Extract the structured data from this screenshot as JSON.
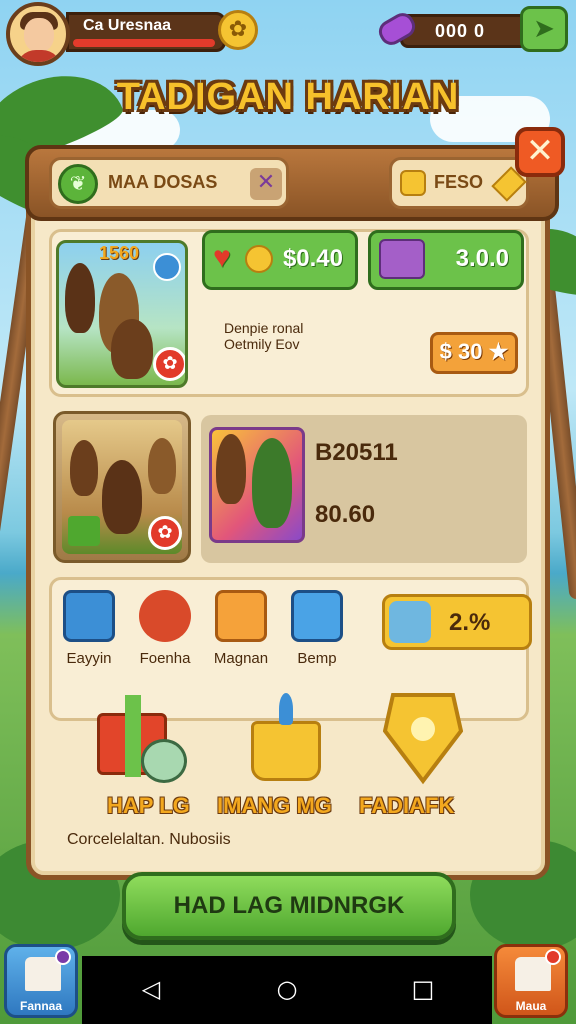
{
  "hud": {
    "player_name": "Ca Uresnaa",
    "gem_count": "000 0",
    "gold_icon": "gold-badge-icon",
    "gem_icon": "purple-gem-icon",
    "send_icon": "send-arrow-icon"
  },
  "title": "TADIGAN HARIAN",
  "panel": {
    "tab_search_label": "MAA DOSAS",
    "tab_feso_label": "FESO",
    "close_label": "✕"
  },
  "row1": {
    "card_label": "1560",
    "price_green_1": "$0.40",
    "price_green_2": "3.0.0",
    "description_line1": "Denpie ronal",
    "description_line2": "Oetmily Eov",
    "orange_price": "$ 30 ★"
  },
  "row2": {
    "value_1": "B20511",
    "value_2": "80.60"
  },
  "row3": {
    "items": [
      {
        "label": "Eayyin"
      },
      {
        "label": "Foenha"
      },
      {
        "label": "Magnan"
      },
      {
        "label": "Bemp"
      }
    ],
    "percent": "2.%"
  },
  "rewards": {
    "label_1": "HAP LG",
    "label_2": "IMANG MG",
    "label_3": "FADIAFK"
  },
  "footer_note": "Corcelelaltan. Nubosiis",
  "main_button": "HAD LAG MIDNRGK",
  "side_buttons": {
    "left_label": "Fannaa",
    "right_label": "Maua"
  },
  "colors": {
    "accent_green": "#6cc24a",
    "accent_orange": "#f3a23a",
    "title_gold": "#f7c12b",
    "wood": "#8a5426"
  }
}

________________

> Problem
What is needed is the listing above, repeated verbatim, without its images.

> Exercise output
Extract the structured data from this screenshot as JSON.
{
  "hud": {
    "player_name": "Ca Uresnaa",
    "gem_count": "000 0",
    "gold_icon": "gold-badge-icon",
    "gem_icon": "purple-gem-icon",
    "send_icon": "send-arrow-icon"
  },
  "title": "TADIGAN HARIAN",
  "panel": {
    "tab_search_label": "MAA DOSAS",
    "tab_feso_label": "FESO",
    "close_label": "✕"
  },
  "row1": {
    "card_label": "1560",
    "price_green_1": "$0.40",
    "price_green_2": "3.0.0",
    "description_line1": "Denpie ronal",
    "description_line2": "Oetmily Eov",
    "orange_price": "$ 30 ★"
  },
  "row2": {
    "value_1": "B20511",
    "value_2": "80.60"
  },
  "row3": {
    "items": [
      {
        "label": "Eayyin"
      },
      {
        "label": "Foenha"
      },
      {
        "label": "Magnan"
      },
      {
        "label": "Bemp"
      }
    ],
    "percent": "2.%"
  },
  "rewards": {
    "label_1": "HAP LG",
    "label_2": "IMANG MG",
    "label_3": "FADIAFK"
  },
  "footer_note": "Corcelelaltan. Nubosiis",
  "main_button": "HAD LAG MIDNRGK",
  "side_buttons": {
    "left_label": "Fannaa",
    "right_label": "Maua"
  },
  "colors": {
    "accent_green": "#6cc24a",
    "accent_orange": "#f3a23a",
    "title_gold": "#f7c12b",
    "wood": "#8a5426"
  }
}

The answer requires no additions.